_EXERCISE REQUIREMENTS_
Write out the entries exactly, leaving out every picture.
————
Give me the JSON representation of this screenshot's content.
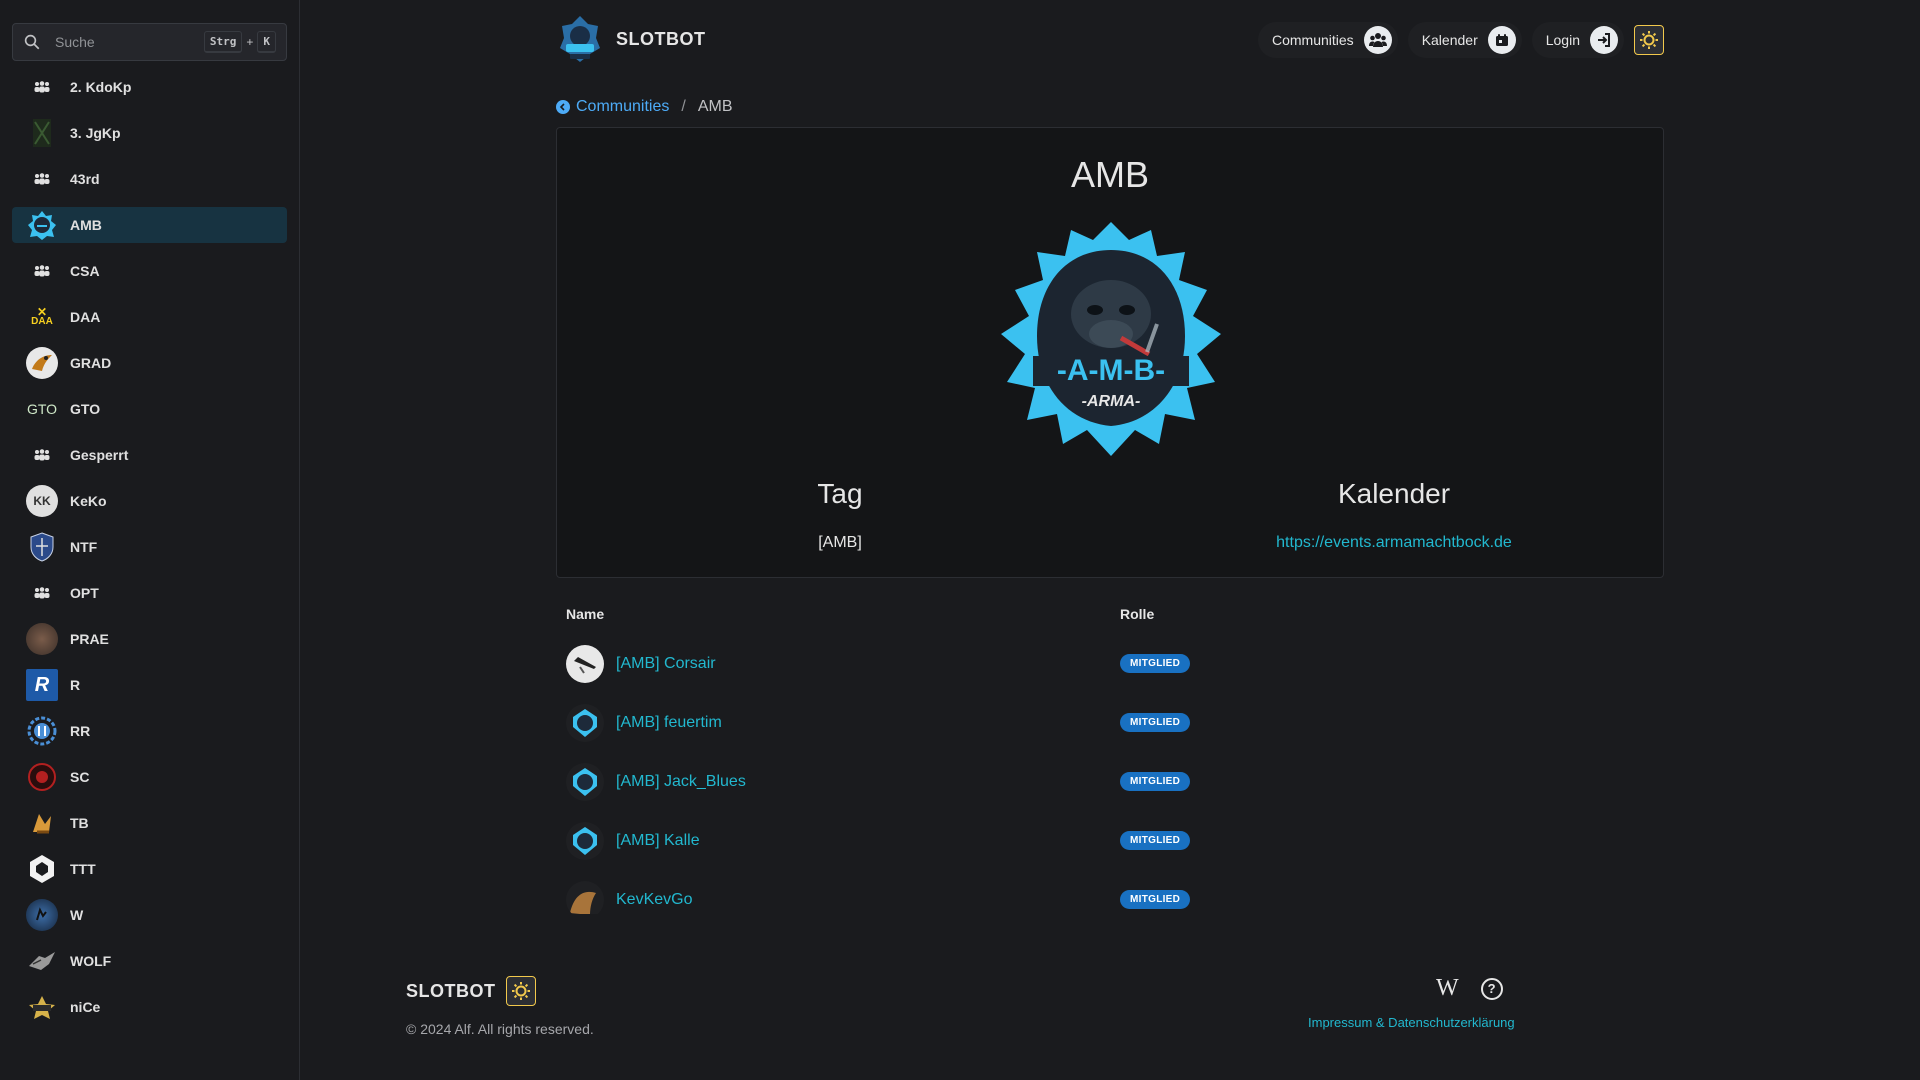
{
  "search": {
    "placeholder": "Suche",
    "kbd_mod": "Strg",
    "kbd_plus": "+",
    "kbd_key": "K"
  },
  "sidebar": {
    "items": [
      {
        "label": "2. KdoKp",
        "icon": "group-icon"
      },
      {
        "label": "3. JgKp",
        "icon": "community-logo-icon"
      },
      {
        "label": "43rd",
        "icon": "group-icon"
      },
      {
        "label": "AMB",
        "icon": "community-logo-icon"
      },
      {
        "label": "CSA",
        "icon": "group-icon"
      },
      {
        "label": "DAA",
        "icon": "community-logo-icon"
      },
      {
        "label": "GRAD",
        "icon": "community-logo-icon"
      },
      {
        "label": "GTO",
        "icon": "community-logo-icon"
      },
      {
        "label": "Gesperrt",
        "icon": "group-icon"
      },
      {
        "label": "KeKo",
        "icon": "community-logo-icon"
      },
      {
        "label": "NTF",
        "icon": "community-logo-icon"
      },
      {
        "label": "OPT",
        "icon": "group-icon"
      },
      {
        "label": "PRAE",
        "icon": "community-logo-icon"
      },
      {
        "label": "R",
        "icon": "community-logo-icon"
      },
      {
        "label": "RR",
        "icon": "community-logo-icon"
      },
      {
        "label": "SC",
        "icon": "community-logo-icon"
      },
      {
        "label": "TB",
        "icon": "community-logo-icon"
      },
      {
        "label": "TTT",
        "icon": "community-logo-icon"
      },
      {
        "label": "W",
        "icon": "community-logo-icon"
      },
      {
        "label": "WOLF",
        "icon": "community-logo-icon"
      },
      {
        "label": "niCe",
        "icon": "community-logo-icon"
      }
    ],
    "active": "AMB",
    "logo_text": {
      "gto": "GTO",
      "r": "R",
      "daa": "DAA",
      "keko": "KK"
    }
  },
  "header": {
    "brand": "SLOTBOT",
    "communities": "Communities",
    "calendar": "Kalender",
    "login": "Login"
  },
  "breadcrumb": {
    "parent": "Communities",
    "separator": "/",
    "current": "AMB"
  },
  "community": {
    "name": "AMB",
    "logo_text": "-A-M-B-",
    "logo_subtext": "-ARMA-",
    "tag_label": "Tag",
    "tag_value": "[AMB]",
    "calendar_label": "Kalender",
    "calendar_url": "https://events.armamachtbock.de"
  },
  "members": {
    "col_name": "Name",
    "col_role": "Rolle",
    "rows": [
      {
        "name": "[AMB] Corsair",
        "role": "MITGLIED"
      },
      {
        "name": "[AMB] feuertim",
        "role": "MITGLIED"
      },
      {
        "name": "[AMB] Jack_Blues",
        "role": "MITGLIED"
      },
      {
        "name": "[AMB] Kalle",
        "role": "MITGLIED"
      },
      {
        "name": "KevKevGo",
        "role": "MITGLIED"
      }
    ]
  },
  "footer": {
    "brand": "SLOTBOT",
    "copyright": "© 2024 Alf. All rights reserved.",
    "wiki_glyph": "W",
    "help_glyph": "?",
    "legal": "Impressum & Datenschutzerklärung"
  },
  "colors": {
    "accent": "#22b8cf",
    "link": "#4dabf7",
    "active_bg": "#173341",
    "badge": "#1971c2",
    "theme_yellow": "#f2c94c"
  }
}
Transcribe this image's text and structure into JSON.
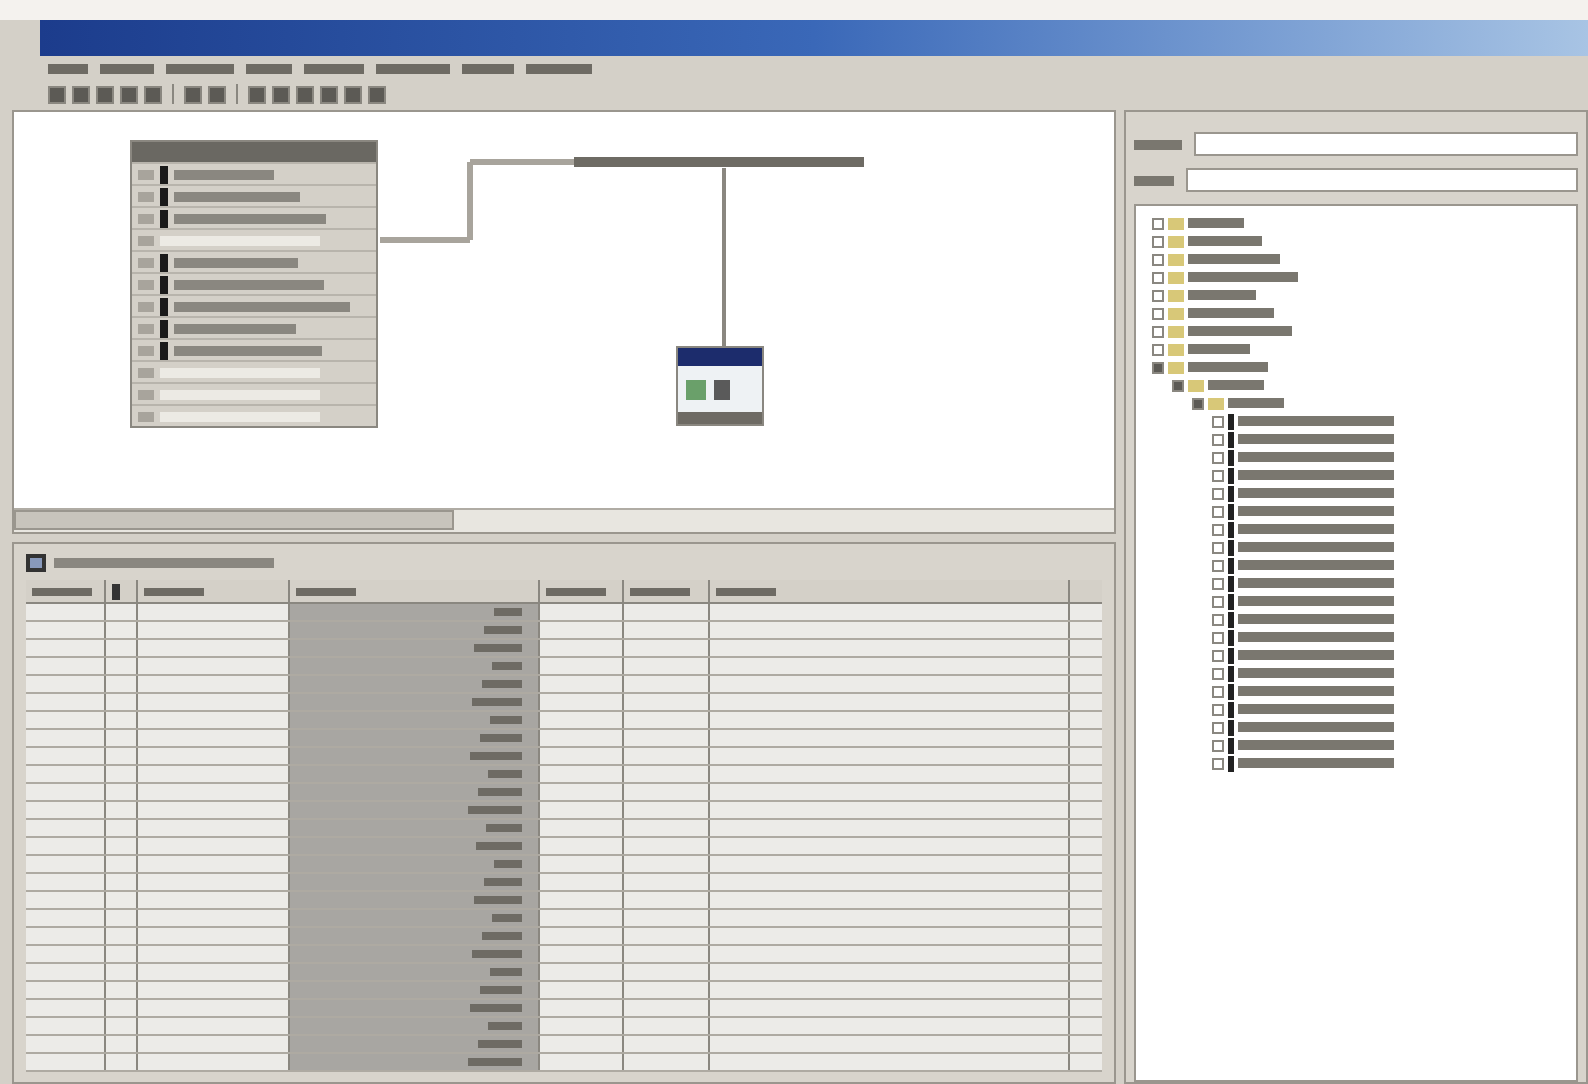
{
  "window": {
    "active": true
  },
  "menu_bar": {
    "items": [
      {
        "kind": "menu"
      },
      {
        "kind": "menu"
      },
      {
        "kind": "menu"
      },
      {
        "kind": "menu"
      },
      {
        "kind": "menu"
      },
      {
        "kind": "menu"
      },
      {
        "kind": "menu"
      },
      {
        "kind": "menu"
      }
    ]
  },
  "toolbar": {
    "buttons": [
      {
        "kind": "tool"
      },
      {
        "kind": "tool"
      },
      {
        "kind": "tool"
      },
      {
        "kind": "tool"
      },
      {
        "kind": "tool"
      },
      {
        "kind": "separator"
      },
      {
        "kind": "tool"
      },
      {
        "kind": "tool"
      },
      {
        "kind": "separator"
      },
      {
        "kind": "tool"
      },
      {
        "kind": "tool"
      },
      {
        "kind": "tool"
      },
      {
        "kind": "tool"
      },
      {
        "kind": "tool"
      },
      {
        "kind": "tool"
      }
    ]
  },
  "network_view": {
    "station": {
      "slots": [
        {
          "kind": "module"
        },
        {
          "kind": "module"
        },
        {
          "kind": "module"
        },
        {
          "kind": "empty"
        },
        {
          "kind": "module"
        },
        {
          "kind": "module"
        },
        {
          "kind": "module"
        },
        {
          "kind": "module"
        },
        {
          "kind": "module"
        },
        {
          "kind": "empty"
        },
        {
          "kind": "empty"
        },
        {
          "kind": "empty"
        }
      ]
    },
    "subnet": {
      "kind": "bus"
    },
    "device": {
      "kind": "device"
    }
  },
  "details_view": {
    "columns": [
      {
        "kind": "text"
      },
      {
        "kind": "icon"
      },
      {
        "kind": "text"
      },
      {
        "kind": "text"
      },
      {
        "kind": "text"
      },
      {
        "kind": "text"
      },
      {
        "kind": "text"
      }
    ],
    "rows": [
      {
        "selected": false
      },
      {
        "selected": false
      },
      {
        "selected": false
      },
      {
        "selected": false
      },
      {
        "selected": false
      },
      {
        "selected": false
      },
      {
        "selected": false
      },
      {
        "selected": false
      },
      {
        "selected": false
      },
      {
        "selected": false
      },
      {
        "selected": false
      },
      {
        "selected": false
      },
      {
        "selected": false
      },
      {
        "selected": false
      },
      {
        "selected": false
      },
      {
        "selected": false
      },
      {
        "selected": false
      },
      {
        "selected": false
      },
      {
        "selected": false
      },
      {
        "selected": false
      },
      {
        "selected": false
      },
      {
        "selected": false
      },
      {
        "selected": false
      },
      {
        "selected": false
      },
      {
        "selected": false
      },
      {
        "selected": false
      }
    ]
  },
  "catalog": {
    "tree": [
      {
        "expanded": false
      },
      {
        "expanded": false
      },
      {
        "expanded": false
      },
      {
        "expanded": false
      },
      {
        "expanded": false
      },
      {
        "expanded": false
      },
      {
        "expanded": false
      },
      {
        "expanded": false
      },
      {
        "expanded": true,
        "children": [
          {
            "expanded": true,
            "children": [
              {
                "expanded": true,
                "children": [
                  {
                    "expanded": false
                  },
                  {
                    "expanded": false
                  },
                  {
                    "expanded": false
                  },
                  {
                    "expanded": false
                  },
                  {
                    "expanded": false
                  },
                  {
                    "expanded": false
                  },
                  {
                    "expanded": false
                  },
                  {
                    "expanded": false
                  },
                  {
                    "expanded": false
                  },
                  {
                    "expanded": false
                  },
                  {
                    "expanded": false
                  },
                  {
                    "expanded": false
                  },
                  {
                    "expanded": false
                  },
                  {
                    "expanded": false
                  },
                  {
                    "expanded": false
                  },
                  {
                    "expanded": false
                  },
                  {
                    "expanded": false
                  },
                  {
                    "expanded": false
                  },
                  {
                    "expanded": false
                  },
                  {
                    "expanded": false
                  }
                ]
              }
            ]
          }
        ]
      }
    ]
  }
}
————
_OUTPUT OF THE TASK_
Give me the JSON representation of this screenshot's content.
{
  "search": {
    "placeholder": "Suche",
    "kbd_mod": "Strg",
    "kbd_plus": "+",
    "kbd_key": "K"
  },
  "sidebar": {
    "items": [
      {
        "label": "2. KdoKp",
        "icon": "group-icon"
      },
      {
        "label": "3. JgKp",
        "icon": "community-logo-icon"
      },
      {
        "label": "43rd",
        "icon": "group-icon"
      },
      {
        "label": "AMB",
        "icon": "community-logo-icon"
      },
      {
        "label": "CSA",
        "icon": "group-icon"
      },
      {
        "label": "DAA",
        "icon": "community-logo-icon"
      },
      {
        "label": "GRAD",
        "icon": "community-logo-icon"
      },
      {
        "label": "GTO",
        "icon": "community-logo-icon"
      },
      {
        "label": "Gesperrt",
        "icon": "group-icon"
      },
      {
        "label": "KeKo",
        "icon": "community-logo-icon"
      },
      {
        "label": "NTF",
        "icon": "community-logo-icon"
      },
      {
        "label": "OPT",
        "icon": "group-icon"
      },
      {
        "label": "PRAE",
        "icon": "community-logo-icon"
      },
      {
        "label": "R",
        "icon": "community-logo-icon"
      },
      {
        "label": "RR",
        "icon": "community-logo-icon"
      },
      {
        "label": "SC",
        "icon": "community-logo-icon"
      },
      {
        "label": "TB",
        "icon": "community-logo-icon"
      },
      {
        "label": "TTT",
        "icon": "community-logo-icon"
      },
      {
        "label": "W",
        "icon": "community-logo-icon"
      },
      {
        "label": "WOLF",
        "icon": "community-logo-icon"
      },
      {
        "label": "niCe",
        "icon": "community-logo-icon"
      }
    ],
    "active": "AMB",
    "logo_text": {
      "gto": "GTO",
      "r": "R",
      "daa": "DAA",
      "keko": "KK"
    }
  },
  "header": {
    "brand": "SLOTBOT",
    "communities": "Communities",
    "calendar": "Kalender",
    "login": "Login"
  },
  "breadcrumb": {
    "parent": "Communities",
    "separator": "/",
    "current": "AMB"
  },
  "community": {
    "name": "AMB",
    "logo_text": "-A-M-B-",
    "logo_subtext": "-ARMA-",
    "tag_label": "Tag",
    "tag_value": "[AMB]",
    "calendar_label": "Kalender",
    "calendar_url": "https://events.armamachtbock.de"
  },
  "members": {
    "col_name": "Name",
    "col_role": "Rolle",
    "rows": [
      {
        "name": "[AMB] Corsair",
        "role": "MITGLIED"
      },
      {
        "name": "[AMB] feuertim",
        "role": "MITGLIED"
      },
      {
        "name": "[AMB] Jack_Blues",
        "role": "MITGLIED"
      },
      {
        "name": "[AMB] Kalle",
        "role": "MITGLIED"
      },
      {
        "name": "KevKevGo",
        "role": "MITGLIED"
      }
    ]
  },
  "footer": {
    "brand": "SLOTBOT",
    "copyright": "© 2024 Alf. All rights reserved.",
    "wiki_glyph": "W",
    "help_glyph": "?",
    "legal": "Impressum & Datenschutzerklärung"
  },
  "colors": {
    "accent": "#22b8cf",
    "link": "#4dabf7",
    "active_bg": "#173341",
    "badge": "#1971c2",
    "theme_yellow": "#f2c94c"
  }
}
Transcribe this image's text and structure into JSON.
{
  "window": {
    "active": true
  },
  "menu_bar": {
    "items": [
      {
        "kind": "menu"
      },
      {
        "kind": "menu"
      },
      {
        "kind": "menu"
      },
      {
        "kind": "menu"
      },
      {
        "kind": "menu"
      },
      {
        "kind": "menu"
      },
      {
        "kind": "menu"
      },
      {
        "kind": "menu"
      }
    ]
  },
  "toolbar": {
    "buttons": [
      {
        "kind": "tool"
      },
      {
        "kind": "tool"
      },
      {
        "kind": "tool"
      },
      {
        "kind": "tool"
      },
      {
        "kind": "tool"
      },
      {
        "kind": "separator"
      },
      {
        "kind": "tool"
      },
      {
        "kind": "tool"
      },
      {
        "kind": "separator"
      },
      {
        "kind": "tool"
      },
      {
        "kind": "tool"
      },
      {
        "kind": "tool"
      },
      {
        "kind": "tool"
      },
      {
        "kind": "tool"
      },
      {
        "kind": "tool"
      }
    ]
  },
  "network_view": {
    "station": {
      "slots": [
        {
          "kind": "module"
        },
        {
          "kind": "module"
        },
        {
          "kind": "module"
        },
        {
          "kind": "empty"
        },
        {
          "kind": "module"
        },
        {
          "kind": "module"
        },
        {
          "kind": "module"
        },
        {
          "kind": "module"
        },
        {
          "kind": "module"
        },
        {
          "kind": "empty"
        },
        {
          "kind": "empty"
        },
        {
          "kind": "empty"
        }
      ]
    },
    "subnet": {
      "kind": "bus"
    },
    "device": {
      "kind": "device"
    }
  },
  "details_view": {
    "columns": [
      {
        "kind": "text"
      },
      {
        "kind": "icon"
      },
      {
        "kind": "text"
      },
      {
        "kind": "text"
      },
      {
        "kind": "text"
      },
      {
        "kind": "text"
      },
      {
        "kind": "text"
      }
    ],
    "rows": [
      {
        "selected": false
      },
      {
        "selected": false
      },
      {
        "selected": false
      },
      {
        "selected": false
      },
      {
        "selected": false
      },
      {
        "selected": false
      },
      {
        "selected": false
      },
      {
        "selected": false
      },
      {
        "selected": false
      },
      {
        "selected": false
      },
      {
        "selected": false
      },
      {
        "selected": false
      },
      {
        "selected": false
      },
      {
        "selected": false
      },
      {
        "selected": false
      },
      {
        "selected": false
      },
      {
        "selected": false
      },
      {
        "selected": false
      },
      {
        "selected": false
      },
      {
        "selected": false
      },
      {
        "selected": false
      },
      {
        "selected": false
      },
      {
        "selected": false
      },
      {
        "selected": false
      },
      {
        "selected": false
      },
      {
        "selected": false
      }
    ]
  },
  "catalog": {
    "tree": [
      {
        "expanded": false
      },
      {
        "expanded": false
      },
      {
        "expanded": false
      },
      {
        "expanded": false
      },
      {
        "expanded": false
      },
      {
        "expanded": false
      },
      {
        "expanded": false
      },
      {
        "expanded": false
      },
      {
        "expanded": true,
        "children": [
          {
            "expanded": true,
            "children": [
              {
                "expanded": true,
                "children": [
                  {
                    "expanded": false
                  },
                  {
                    "expanded": false
                  },
                  {
                    "expanded": false
                  },
                  {
                    "expanded": false
                  },
                  {
                    "expanded": false
                  },
                  {
                    "expanded": false
                  },
                  {
                    "expanded": false
                  },
                  {
                    "expanded": false
                  },
                  {
                    "expanded": false
                  },
                  {
                    "expanded": false
                  },
                  {
                    "expanded": false
                  },
                  {
                    "expanded": false
                  },
                  {
                    "expanded": false
                  },
                  {
                    "expanded": false
                  },
                  {
                    "expanded": false
                  },
                  {
                    "expanded": false
                  },
                  {
                    "expanded": false
                  },
                  {
                    "expanded": false
                  },
                  {
                    "expanded": false
                  },
                  {
                    "expanded": false
                  }
                ]
              }
            ]
          }
        ]
      }
    ]
  }
}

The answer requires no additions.